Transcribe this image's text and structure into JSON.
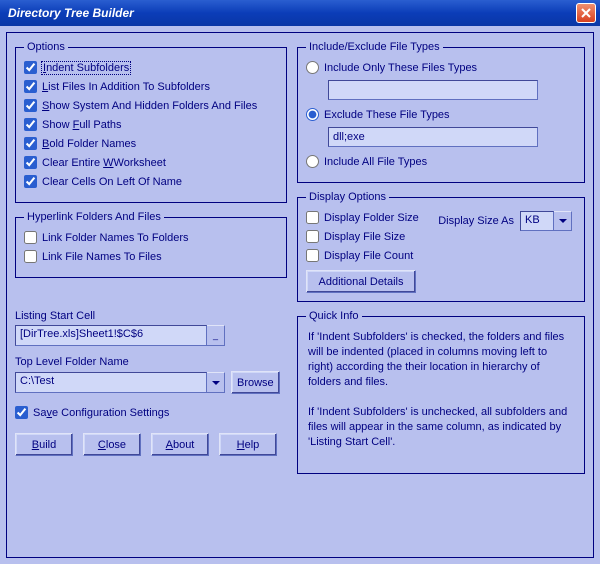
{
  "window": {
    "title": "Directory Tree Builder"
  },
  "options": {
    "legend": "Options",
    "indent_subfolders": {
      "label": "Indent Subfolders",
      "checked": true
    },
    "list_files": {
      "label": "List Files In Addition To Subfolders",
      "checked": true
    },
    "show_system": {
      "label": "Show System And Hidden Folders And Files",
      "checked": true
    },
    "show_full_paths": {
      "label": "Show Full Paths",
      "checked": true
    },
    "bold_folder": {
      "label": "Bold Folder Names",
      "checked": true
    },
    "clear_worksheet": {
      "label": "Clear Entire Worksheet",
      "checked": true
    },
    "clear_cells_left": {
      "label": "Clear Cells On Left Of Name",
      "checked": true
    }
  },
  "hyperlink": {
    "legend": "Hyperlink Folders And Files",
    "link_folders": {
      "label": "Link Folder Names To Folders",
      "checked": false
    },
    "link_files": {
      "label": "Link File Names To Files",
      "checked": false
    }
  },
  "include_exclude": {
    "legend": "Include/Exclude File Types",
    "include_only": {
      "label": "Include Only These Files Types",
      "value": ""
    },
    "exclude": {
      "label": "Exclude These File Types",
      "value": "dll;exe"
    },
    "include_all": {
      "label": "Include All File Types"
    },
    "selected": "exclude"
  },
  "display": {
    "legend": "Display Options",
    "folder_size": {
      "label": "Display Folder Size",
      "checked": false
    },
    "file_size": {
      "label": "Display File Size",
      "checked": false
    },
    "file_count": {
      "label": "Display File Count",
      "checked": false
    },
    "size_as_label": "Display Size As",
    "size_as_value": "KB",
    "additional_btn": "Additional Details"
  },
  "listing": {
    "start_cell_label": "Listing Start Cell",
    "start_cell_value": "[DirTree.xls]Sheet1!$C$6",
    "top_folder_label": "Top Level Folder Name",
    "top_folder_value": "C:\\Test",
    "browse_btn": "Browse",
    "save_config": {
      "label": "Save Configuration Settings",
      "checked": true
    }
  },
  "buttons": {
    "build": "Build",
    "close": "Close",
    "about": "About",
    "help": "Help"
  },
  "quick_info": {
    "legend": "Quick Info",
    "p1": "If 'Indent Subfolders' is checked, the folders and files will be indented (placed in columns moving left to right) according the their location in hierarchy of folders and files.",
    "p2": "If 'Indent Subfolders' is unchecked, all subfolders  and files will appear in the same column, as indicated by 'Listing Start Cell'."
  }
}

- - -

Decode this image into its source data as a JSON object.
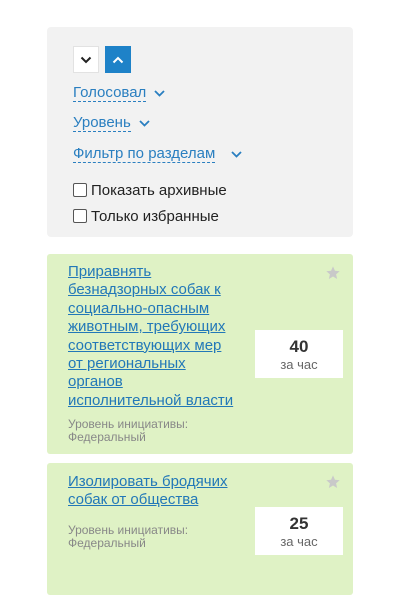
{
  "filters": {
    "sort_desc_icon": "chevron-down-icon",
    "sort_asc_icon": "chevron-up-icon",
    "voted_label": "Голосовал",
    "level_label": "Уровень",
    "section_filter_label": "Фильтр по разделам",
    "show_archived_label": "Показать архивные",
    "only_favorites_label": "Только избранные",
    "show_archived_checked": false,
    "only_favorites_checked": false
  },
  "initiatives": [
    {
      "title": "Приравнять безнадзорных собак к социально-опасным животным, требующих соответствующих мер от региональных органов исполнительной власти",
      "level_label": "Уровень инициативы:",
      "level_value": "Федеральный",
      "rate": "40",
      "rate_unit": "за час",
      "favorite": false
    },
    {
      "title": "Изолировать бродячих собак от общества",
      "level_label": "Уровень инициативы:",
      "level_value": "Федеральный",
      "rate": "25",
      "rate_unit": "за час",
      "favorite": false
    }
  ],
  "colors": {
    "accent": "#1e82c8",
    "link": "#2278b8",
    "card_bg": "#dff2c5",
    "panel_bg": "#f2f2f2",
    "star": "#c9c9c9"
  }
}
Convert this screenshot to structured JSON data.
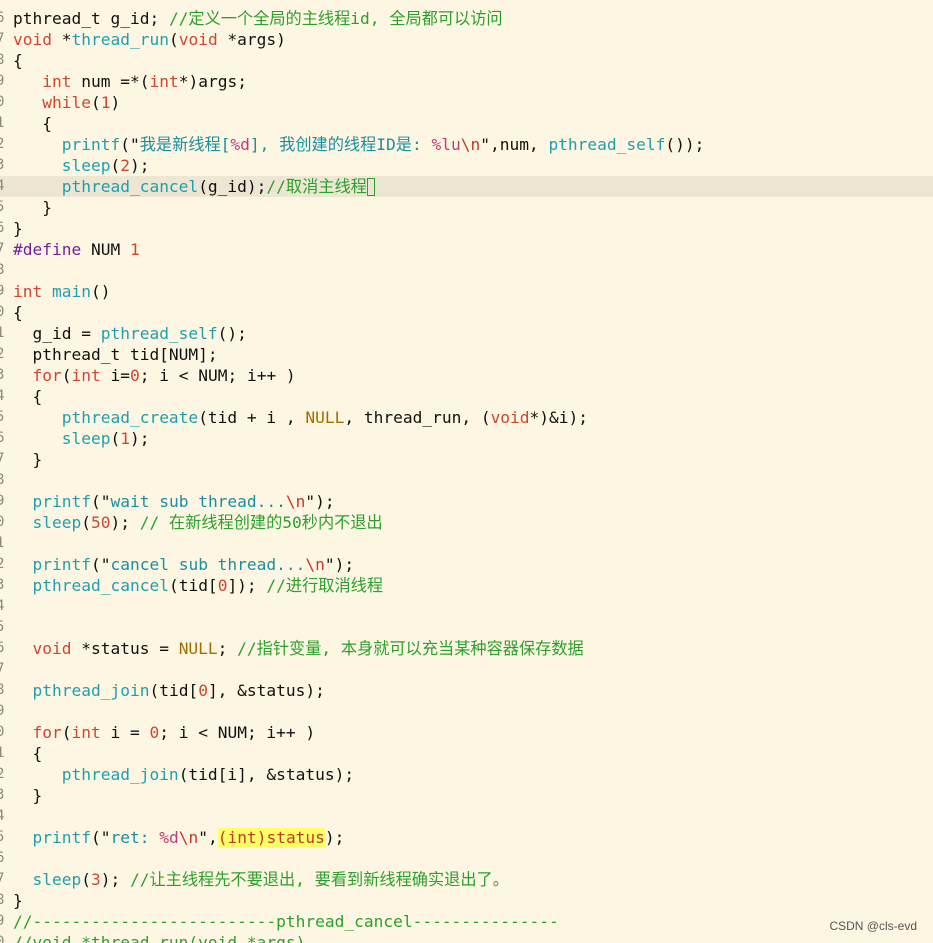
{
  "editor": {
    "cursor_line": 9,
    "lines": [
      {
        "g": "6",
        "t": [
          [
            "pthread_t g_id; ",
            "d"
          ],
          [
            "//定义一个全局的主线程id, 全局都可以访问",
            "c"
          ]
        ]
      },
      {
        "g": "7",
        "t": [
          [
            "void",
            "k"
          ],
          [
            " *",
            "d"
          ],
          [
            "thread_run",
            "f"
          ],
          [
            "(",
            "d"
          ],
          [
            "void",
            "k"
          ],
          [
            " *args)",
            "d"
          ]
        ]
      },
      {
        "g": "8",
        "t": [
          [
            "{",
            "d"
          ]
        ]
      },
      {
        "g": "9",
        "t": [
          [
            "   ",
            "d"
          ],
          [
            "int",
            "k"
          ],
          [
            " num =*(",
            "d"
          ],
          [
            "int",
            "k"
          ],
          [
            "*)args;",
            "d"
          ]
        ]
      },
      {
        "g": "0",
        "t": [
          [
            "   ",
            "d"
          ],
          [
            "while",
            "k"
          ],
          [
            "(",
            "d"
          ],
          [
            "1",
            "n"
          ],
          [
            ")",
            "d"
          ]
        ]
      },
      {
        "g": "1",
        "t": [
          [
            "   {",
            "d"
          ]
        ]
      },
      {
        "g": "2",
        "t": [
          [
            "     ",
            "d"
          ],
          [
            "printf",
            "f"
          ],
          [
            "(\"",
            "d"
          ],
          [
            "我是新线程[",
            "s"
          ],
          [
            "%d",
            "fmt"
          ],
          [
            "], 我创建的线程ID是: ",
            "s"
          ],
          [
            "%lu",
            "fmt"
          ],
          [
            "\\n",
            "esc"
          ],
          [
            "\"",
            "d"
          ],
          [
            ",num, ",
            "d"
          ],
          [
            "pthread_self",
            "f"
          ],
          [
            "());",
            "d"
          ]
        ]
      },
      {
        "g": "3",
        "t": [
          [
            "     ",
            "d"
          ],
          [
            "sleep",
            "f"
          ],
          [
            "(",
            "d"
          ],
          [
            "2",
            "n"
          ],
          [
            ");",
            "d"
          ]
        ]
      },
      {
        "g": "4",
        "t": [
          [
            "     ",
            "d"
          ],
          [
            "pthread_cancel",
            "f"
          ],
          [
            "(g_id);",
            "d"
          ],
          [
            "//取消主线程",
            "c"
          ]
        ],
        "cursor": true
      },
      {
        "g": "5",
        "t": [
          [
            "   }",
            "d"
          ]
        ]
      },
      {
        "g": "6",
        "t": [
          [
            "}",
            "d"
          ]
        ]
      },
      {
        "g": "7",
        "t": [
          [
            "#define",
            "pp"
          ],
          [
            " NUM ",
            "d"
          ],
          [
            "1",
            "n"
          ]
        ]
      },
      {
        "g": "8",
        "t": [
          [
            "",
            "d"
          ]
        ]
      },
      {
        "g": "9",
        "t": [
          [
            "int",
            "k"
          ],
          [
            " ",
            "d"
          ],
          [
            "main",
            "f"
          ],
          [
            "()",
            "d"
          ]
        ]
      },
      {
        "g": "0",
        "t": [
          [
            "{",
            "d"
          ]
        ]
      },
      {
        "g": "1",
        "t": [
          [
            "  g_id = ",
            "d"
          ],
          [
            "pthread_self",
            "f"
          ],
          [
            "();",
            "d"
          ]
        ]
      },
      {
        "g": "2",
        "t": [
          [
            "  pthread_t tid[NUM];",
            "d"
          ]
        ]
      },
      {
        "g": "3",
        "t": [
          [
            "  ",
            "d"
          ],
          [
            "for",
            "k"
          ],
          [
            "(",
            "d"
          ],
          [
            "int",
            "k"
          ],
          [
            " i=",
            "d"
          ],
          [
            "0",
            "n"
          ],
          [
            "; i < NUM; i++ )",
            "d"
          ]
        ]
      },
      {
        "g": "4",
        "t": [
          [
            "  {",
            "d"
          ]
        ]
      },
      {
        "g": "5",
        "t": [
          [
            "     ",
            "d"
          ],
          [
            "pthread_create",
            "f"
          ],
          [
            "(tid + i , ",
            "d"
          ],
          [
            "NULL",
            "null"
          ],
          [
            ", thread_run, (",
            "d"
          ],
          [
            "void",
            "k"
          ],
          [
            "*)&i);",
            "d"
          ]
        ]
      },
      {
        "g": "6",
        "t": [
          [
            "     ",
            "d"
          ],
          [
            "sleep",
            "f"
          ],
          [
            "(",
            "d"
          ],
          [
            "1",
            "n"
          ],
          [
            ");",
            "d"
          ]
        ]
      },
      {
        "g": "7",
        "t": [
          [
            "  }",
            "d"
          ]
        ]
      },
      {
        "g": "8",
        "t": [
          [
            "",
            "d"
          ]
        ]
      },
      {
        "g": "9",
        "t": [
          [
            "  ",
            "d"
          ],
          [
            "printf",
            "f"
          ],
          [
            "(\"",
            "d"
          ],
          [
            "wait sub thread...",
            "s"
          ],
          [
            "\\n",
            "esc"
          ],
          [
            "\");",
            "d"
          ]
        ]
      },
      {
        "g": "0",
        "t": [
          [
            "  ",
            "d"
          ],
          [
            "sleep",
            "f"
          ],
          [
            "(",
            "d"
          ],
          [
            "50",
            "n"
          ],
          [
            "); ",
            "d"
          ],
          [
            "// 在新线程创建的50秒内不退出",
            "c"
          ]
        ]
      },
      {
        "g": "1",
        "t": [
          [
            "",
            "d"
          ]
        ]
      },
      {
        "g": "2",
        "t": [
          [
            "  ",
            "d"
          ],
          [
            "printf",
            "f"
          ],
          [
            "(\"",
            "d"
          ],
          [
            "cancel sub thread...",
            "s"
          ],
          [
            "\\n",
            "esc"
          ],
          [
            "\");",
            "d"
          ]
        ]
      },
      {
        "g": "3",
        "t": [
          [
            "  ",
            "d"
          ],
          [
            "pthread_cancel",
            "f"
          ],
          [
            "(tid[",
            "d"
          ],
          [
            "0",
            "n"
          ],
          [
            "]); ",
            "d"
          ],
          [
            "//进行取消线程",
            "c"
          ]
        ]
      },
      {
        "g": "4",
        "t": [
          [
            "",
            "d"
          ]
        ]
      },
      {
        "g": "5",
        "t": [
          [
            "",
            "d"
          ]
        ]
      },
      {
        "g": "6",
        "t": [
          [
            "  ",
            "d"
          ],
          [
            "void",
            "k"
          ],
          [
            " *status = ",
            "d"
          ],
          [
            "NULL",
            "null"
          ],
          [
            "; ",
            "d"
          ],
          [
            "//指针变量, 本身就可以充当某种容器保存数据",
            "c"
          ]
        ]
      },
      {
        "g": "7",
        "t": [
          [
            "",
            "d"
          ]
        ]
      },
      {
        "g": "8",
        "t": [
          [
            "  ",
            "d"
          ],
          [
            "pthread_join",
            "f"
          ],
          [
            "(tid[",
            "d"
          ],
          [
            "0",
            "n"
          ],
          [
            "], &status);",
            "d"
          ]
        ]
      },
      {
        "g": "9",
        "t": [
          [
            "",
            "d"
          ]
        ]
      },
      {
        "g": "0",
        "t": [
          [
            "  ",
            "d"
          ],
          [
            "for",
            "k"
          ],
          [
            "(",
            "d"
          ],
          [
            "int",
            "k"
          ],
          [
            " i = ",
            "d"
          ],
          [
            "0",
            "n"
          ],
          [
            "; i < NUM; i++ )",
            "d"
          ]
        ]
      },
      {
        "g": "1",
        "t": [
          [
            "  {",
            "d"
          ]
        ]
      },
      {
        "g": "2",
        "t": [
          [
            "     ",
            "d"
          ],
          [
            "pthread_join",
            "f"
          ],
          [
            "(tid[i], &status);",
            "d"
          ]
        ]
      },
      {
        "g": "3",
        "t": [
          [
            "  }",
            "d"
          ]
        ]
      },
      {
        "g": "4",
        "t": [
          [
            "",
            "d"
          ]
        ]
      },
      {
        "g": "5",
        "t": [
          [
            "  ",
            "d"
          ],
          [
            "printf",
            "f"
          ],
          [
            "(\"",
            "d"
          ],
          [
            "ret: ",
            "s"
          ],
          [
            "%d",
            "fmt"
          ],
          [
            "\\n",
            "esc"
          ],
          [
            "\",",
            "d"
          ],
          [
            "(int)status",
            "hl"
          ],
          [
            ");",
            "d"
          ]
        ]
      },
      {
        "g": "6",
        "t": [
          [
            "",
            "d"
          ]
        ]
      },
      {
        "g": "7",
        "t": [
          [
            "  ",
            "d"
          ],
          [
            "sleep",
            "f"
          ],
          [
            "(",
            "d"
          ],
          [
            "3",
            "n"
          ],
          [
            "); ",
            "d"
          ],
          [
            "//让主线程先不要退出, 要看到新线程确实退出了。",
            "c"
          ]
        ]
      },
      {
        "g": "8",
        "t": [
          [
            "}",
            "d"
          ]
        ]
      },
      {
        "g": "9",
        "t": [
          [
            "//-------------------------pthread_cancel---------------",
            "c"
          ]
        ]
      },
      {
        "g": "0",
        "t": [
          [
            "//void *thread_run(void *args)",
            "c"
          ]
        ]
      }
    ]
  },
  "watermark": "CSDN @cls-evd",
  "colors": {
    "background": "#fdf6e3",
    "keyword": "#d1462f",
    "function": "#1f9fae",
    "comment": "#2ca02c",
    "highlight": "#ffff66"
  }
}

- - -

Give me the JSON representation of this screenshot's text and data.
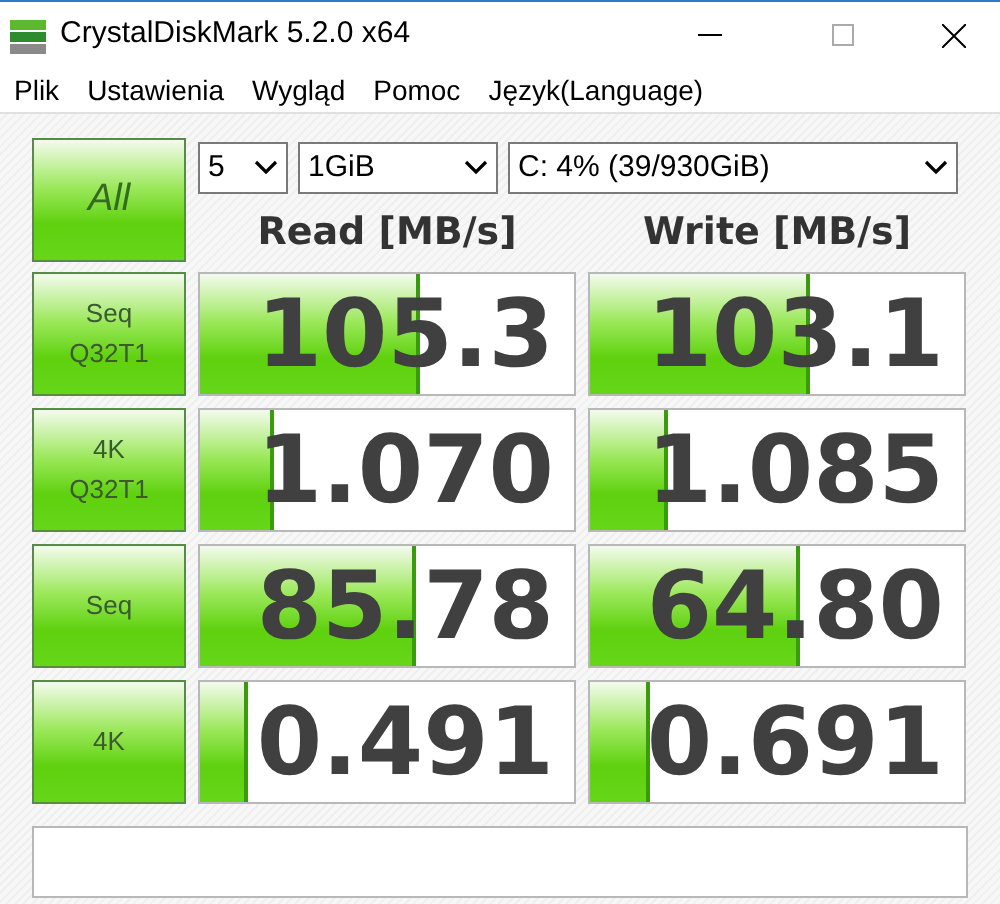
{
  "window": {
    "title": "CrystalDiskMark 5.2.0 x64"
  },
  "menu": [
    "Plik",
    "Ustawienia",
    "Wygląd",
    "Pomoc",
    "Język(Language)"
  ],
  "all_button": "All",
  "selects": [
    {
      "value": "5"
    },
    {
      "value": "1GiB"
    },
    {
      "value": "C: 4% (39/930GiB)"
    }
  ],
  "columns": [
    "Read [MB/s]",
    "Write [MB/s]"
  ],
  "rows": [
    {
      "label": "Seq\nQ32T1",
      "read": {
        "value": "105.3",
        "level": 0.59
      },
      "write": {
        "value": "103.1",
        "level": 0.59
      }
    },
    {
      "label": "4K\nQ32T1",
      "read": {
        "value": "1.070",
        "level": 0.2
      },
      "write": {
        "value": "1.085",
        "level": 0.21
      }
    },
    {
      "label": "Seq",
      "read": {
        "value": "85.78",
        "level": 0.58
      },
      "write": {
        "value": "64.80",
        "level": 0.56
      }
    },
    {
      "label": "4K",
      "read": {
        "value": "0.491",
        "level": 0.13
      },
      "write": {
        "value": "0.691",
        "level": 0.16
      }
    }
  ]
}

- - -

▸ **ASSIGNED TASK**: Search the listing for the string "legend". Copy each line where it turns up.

▸ **PROBLEM SOLUTION**:
    "legend": "Options",
    "legend": "Hyperlink Folders And Files",
    "legend": "Include/Exclude File Types",
    "legend": "Display Options",
    "legend": "Quick Info",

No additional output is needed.